The period for comments may be 150 days, but the latest consultation paper from the CSA proposing the elimination of trailer fees and embedded commissions in favor of direct payment schemes has already drawn a host of reactions.
The Portfolio Managers Association
of Canada (PMAC) released a statement yesterday in support of the regulator’s initiative.
“The CSA is clearly proceeding cautiously and thoughtfully to ensure they have a full appreciation of both the positive and negative consequences of moving to direct pay arrangements before making a decision,” said PMAC President Katie Walmsley
While PMAC recognizes that there are concerns with direct pay arrangements, Walmsley supports the CSA’s view that eliminating embedded commissions could complement recent reforms and proposals. The organization also noted that the long commenting period will provide ample opportunity for issues to be raised and addressed.
On the other hand, the Investment Funds Institute of Canada (IFIC) views the proposed measure as potentially doing more harm than good.
“Both regulators and governments should understand whether the cost of banning embedded commissions is proportionate to the regulatory objective of mitigating conflicts of interest,” said IFIC President Paul C. Bourque, Q.C.
According to Bourque, the measure will affect middle-class investors (those with less than $100,000 in assets) and smaller investors (those with less than $50,000 in assets), who may end up going without professional financial advice because of the high fees.
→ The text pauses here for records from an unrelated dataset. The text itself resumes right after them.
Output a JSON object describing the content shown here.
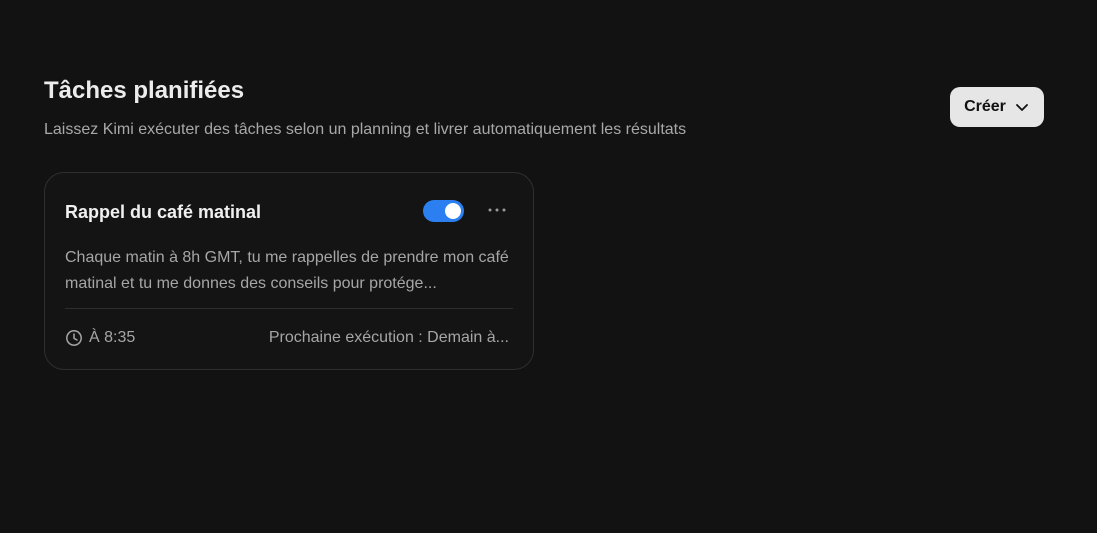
{
  "header": {
    "title": "Tâches planifiées",
    "subtitle": "Laissez Kimi exécuter des tâches selon un planning et livrer automatiquement les résultats",
    "create_label": "Créer",
    "create_icon": "chevron-down-icon"
  },
  "tasks": [
    {
      "title": "Rappel du café matinal",
      "enabled": true,
      "description": "Chaque matin à 8h GMT, tu me rappelles de prendre mon café matinal et tu me donnes des conseils pour protége...",
      "time": "À 8:35",
      "next_run": "Prochaine exécution : Demain à...",
      "time_icon": "clock-icon",
      "menu_icon": "more-horizontal-icon"
    }
  ],
  "colors": {
    "background": "#121212",
    "accent": "#2b7ff0",
    "button_bg": "#e6e6e6"
  }
}
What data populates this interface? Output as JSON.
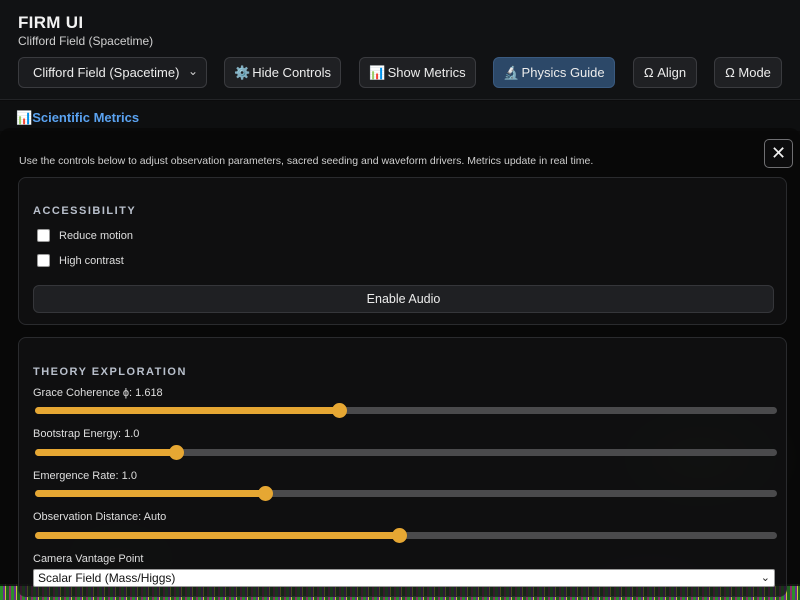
{
  "header": {
    "title": "FIRM UI",
    "subtitle": "Clifford Field (Spacetime)"
  },
  "toolbar": {
    "field_select_value": "Clifford Field (Spacetime)",
    "buttons": [
      {
        "icon": "⚙️",
        "label": "Hide Controls",
        "active": false
      },
      {
        "icon": "📊",
        "label": "Show Metrics",
        "active": false
      },
      {
        "icon": "🔬",
        "label": "Physics Guide",
        "active": true
      },
      {
        "icon": "",
        "label": "Ω Align",
        "active": false
      },
      {
        "icon": "",
        "label": "Ω Mode",
        "active": false
      }
    ]
  },
  "metrics": {
    "icon": "📊",
    "title": "Scientific Metrics"
  },
  "panel": {
    "close_glyph": "✕",
    "intro": "Use the controls below to adjust observation parameters, sacred seeding and waveform drivers. Metrics update in real time."
  },
  "accessibility": {
    "title": "ACCESSIBILITY",
    "options": [
      {
        "label": "Reduce motion",
        "checked": false
      },
      {
        "label": "High contrast",
        "checked": false
      }
    ],
    "audio_button": "Enable Audio"
  },
  "theory": {
    "title": "THEORY EXPLORATION",
    "sliders": [
      {
        "label": "Grace Coherence ϕ: 1.618",
        "value": 0.41
      },
      {
        "label": "Bootstrap Energy: 1.0",
        "value": 0.19
      },
      {
        "label": "Emergence Rate: 1.0",
        "value": 0.31
      },
      {
        "label": "Observation Distance: Auto",
        "value": 0.49
      }
    ],
    "vantage_label": "Camera Vantage Point",
    "vantage_value": "Scalar Field (Mass/Higgs)"
  },
  "colors": {
    "accent": "#e6a733",
    "active_button": "#2c4868",
    "metrics_title": "#5aa2f0"
  }
}
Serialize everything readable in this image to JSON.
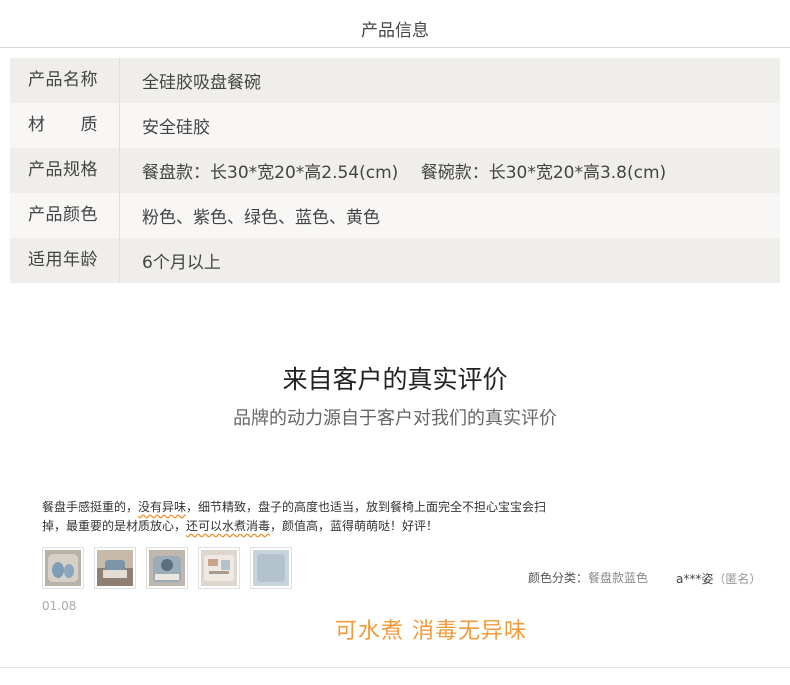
{
  "header": {
    "title": "产品信息"
  },
  "product_info": {
    "rows": [
      {
        "label": "产品名称",
        "value": "全硅胶吸盘餐碗"
      },
      {
        "label": "材　　质",
        "value": "安全硅胶"
      },
      {
        "label": "产品规格",
        "value": "餐盘款：长30*宽20*高2.54(cm)　 餐碗款：长30*宽20*高3.8(cm)"
      },
      {
        "label": "产品颜色",
        "value": "粉色、紫色、绿色、蓝色、黄色"
      },
      {
        "label": "适用年龄",
        "value": "6个月以上"
      }
    ]
  },
  "reviews_section": {
    "title": "来自客户的真实评价",
    "subtitle": "品牌的动力源自于客户对我们的真实评价"
  },
  "review": {
    "text_parts": [
      "餐盘手感挺重的，",
      "没有异味",
      "，细节精致，盘子的高度也适当，放到餐椅上面完全不担心宝宝会扫掉，最重要的是材质放心，",
      "还可以水煮消毒",
      "，颜值高，蓝得萌萌哒！好评！"
    ],
    "date": "01.08",
    "color_key": "颜色分类：",
    "color_value": "餐盘款蓝色",
    "user": "a***姿",
    "anonymous": "（匿名）",
    "photos": [
      {
        "icon": "photo-plate-icon"
      },
      {
        "icon": "photo-plate-icon"
      },
      {
        "icon": "photo-plate-icon"
      },
      {
        "icon": "photo-plate-icon"
      },
      {
        "icon": "photo-plate-icon"
      }
    ]
  },
  "highlight": "可水煮 消毒无异味",
  "colors": {
    "accent": "#f39a3a",
    "row_odd": "#f0eeeb",
    "row_even": "#f8f7f5"
  }
}
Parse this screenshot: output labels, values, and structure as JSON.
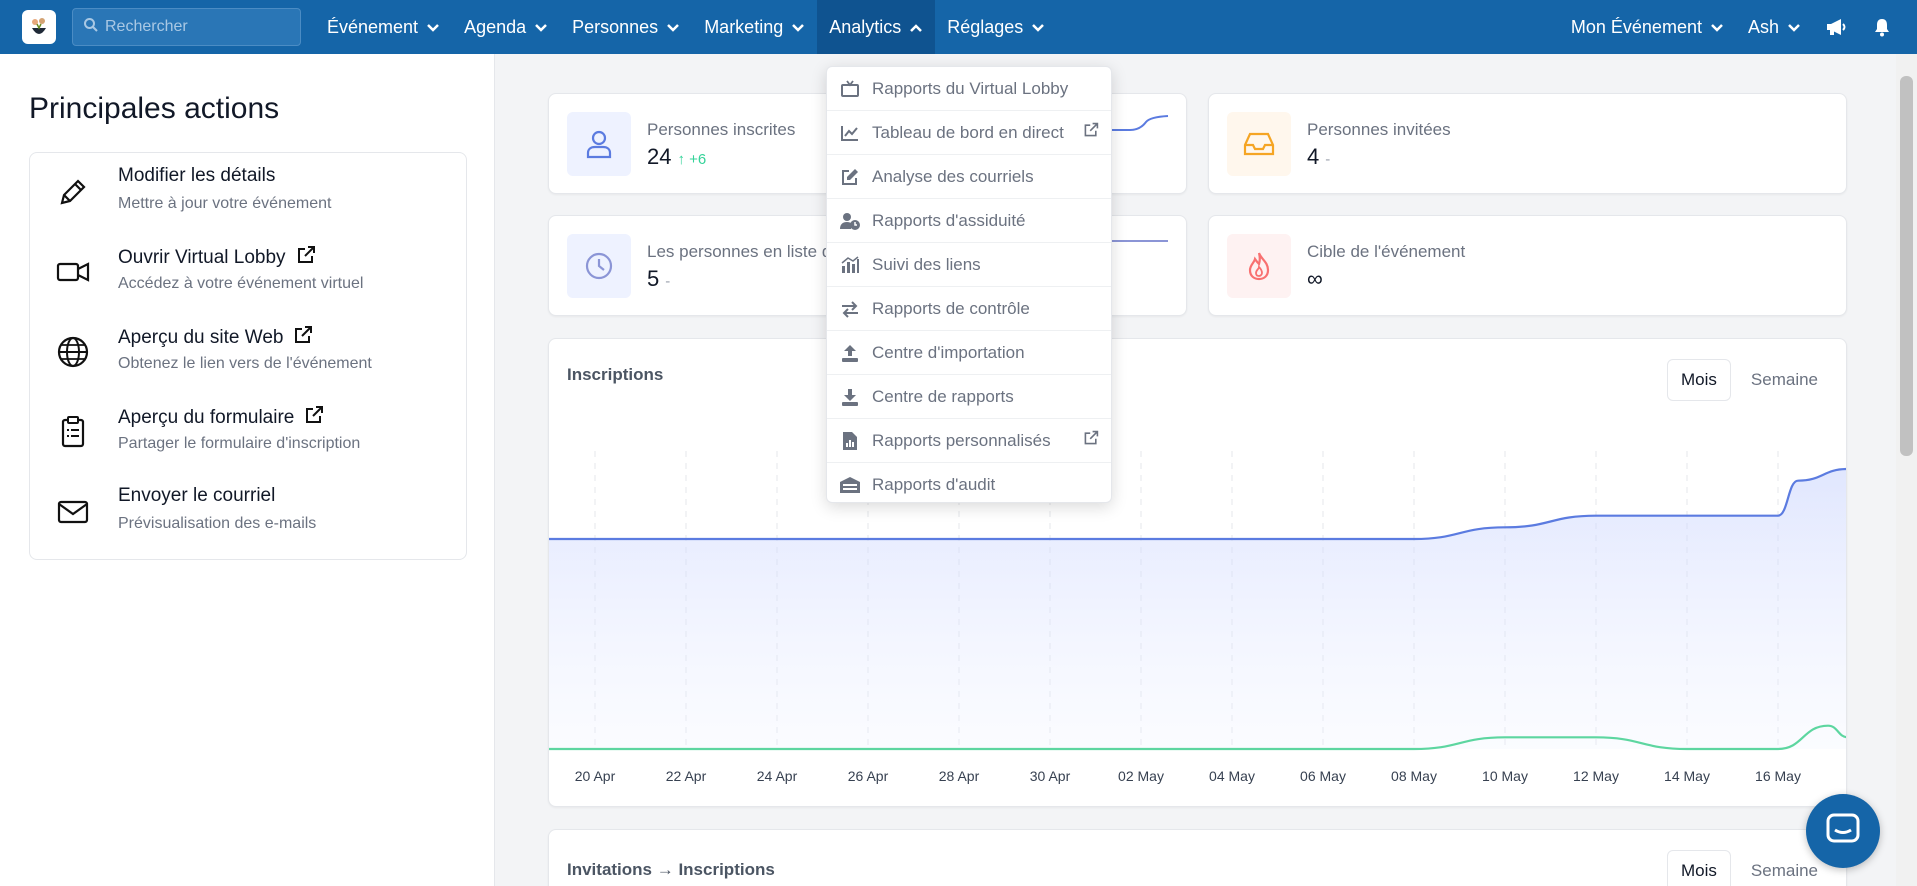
{
  "nav": {
    "search_placeholder": "Rechercher",
    "items": [
      {
        "label": "Événement"
      },
      {
        "label": "Agenda"
      },
      {
        "label": "Personnes"
      },
      {
        "label": "Marketing"
      },
      {
        "label": "Analytics"
      },
      {
        "label": "Réglages"
      }
    ],
    "right": {
      "event": "Mon Événement",
      "user": "Ash"
    }
  },
  "left": {
    "title": "Principales actions",
    "actions": [
      {
        "title": "Modifier les détails",
        "sub": "Mettre à jour votre événement"
      },
      {
        "title": "Ouvrir Virtual Lobby",
        "sub": "Accédez à votre événement virtuel"
      },
      {
        "title": "Aperçu du site Web",
        "sub": "Obtenez le lien vers de l'événement"
      },
      {
        "title": "Aperçu du formulaire",
        "sub": "Partager le formulaire d'inscription"
      },
      {
        "title": "Envoyer le courriel",
        "sub": "Prévisualisation des e-mails"
      }
    ]
  },
  "stats": {
    "registered": {
      "label": "Personnes inscrites",
      "value": "24",
      "delta": "+6"
    },
    "invited": {
      "label": "Personnes invitées",
      "value": "4",
      "delta": "-"
    },
    "waitlist": {
      "label": "Les personnes en liste d'attente",
      "value": "5",
      "delta": "-"
    },
    "target": {
      "label": "Cible de l'événement",
      "value": "∞"
    }
  },
  "chart1": {
    "title": "Inscriptions",
    "toggle": {
      "month": "Mois",
      "week": "Semaine"
    }
  },
  "chart2": {
    "title": "Invitations → Inscriptions",
    "toggle": {
      "month": "Mois",
      "week": "Semaine"
    }
  },
  "chart_data": {
    "type": "area",
    "title": "Inscriptions",
    "x": [
      "20 Apr",
      "22 Apr",
      "24 Apr",
      "26 Apr",
      "28 Apr",
      "30 Apr",
      "02 May",
      "04 May",
      "06 May",
      "08 May",
      "10 May",
      "12 May",
      "14 May",
      "16 May"
    ],
    "series": [
      {
        "color": "#5b7be0",
        "values": [
          18,
          18,
          18,
          18,
          18,
          18,
          18,
          18,
          18,
          18,
          19,
          20,
          20,
          20
        ]
      },
      {
        "color": "#5dd6a0",
        "values": [
          0,
          0,
          0,
          0,
          0,
          0,
          0,
          0,
          0,
          0,
          1,
          1,
          0,
          0
        ]
      }
    ],
    "grid": "vertical dashed",
    "legend": "none"
  },
  "dropdown": {
    "items": [
      {
        "label": "Rapports du Virtual Lobby",
        "icon": "tv-icon",
        "external": false
      },
      {
        "label": "Tableau de bord en direct",
        "icon": "chart-line-icon",
        "external": true
      },
      {
        "label": "Analyse des courriels",
        "icon": "edit-icon",
        "external": false
      },
      {
        "label": "Rapports d'assiduité",
        "icon": "user-clock-icon",
        "external": false
      },
      {
        "label": "Suivi des liens",
        "icon": "bar-chart-icon",
        "external": false
      },
      {
        "label": "Rapports de contrôle",
        "icon": "exchange-icon",
        "external": false
      },
      {
        "label": "Centre d'importation",
        "icon": "upload-icon",
        "external": false
      },
      {
        "label": "Centre de rapports",
        "icon": "download-icon",
        "external": false
      },
      {
        "label": "Rapports personnalisés",
        "icon": "file-chart-icon",
        "external": true
      },
      {
        "label": "Rapports d'audit",
        "icon": "archive-icon",
        "external": false
      }
    ]
  },
  "colors": {
    "nav": "#1565a8",
    "accent": "#5b7be0",
    "green": "#34d399"
  }
}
The IFIC also commented on previous regulatory reviews conducted by the CSA, MFDA, and IIROC, saying that none of them provide a strong case for a ban.
“If regulators have concerns about specific practices, they already have the tools they need and we encourage regulators to use them,” said Bourque. “The industry is disappointed that the CSA has chosen not to consult on less disruptive alternatives and have limited the consultation to one option – a complete prohibition.”
Securities Portfolio Manager John De Goey, who advocates for evidence-based research and protecting broad client interests, has a different take. “I’m mostly disappointed by the slowness of it all. Glorianne Stromberg (a former OSC Commissioner) wrote a paper advocating the elimination of embedded compensation in January, 1995. Now, 22 years later, the CSA is putting out a paper asking about how we might go about doing that,” he noted.
“I’m particularly amused by the newfound religion of making ‘evidence-based policies,’” he continued. “While I wholeheartedly agree with the approach, I wonder if this is an admission that the regulators have been chasing their tails for over a decade.”
CSA invites comments on proposed embedded fees ban
Proposed ban on embedded commissions not justified, says IFIC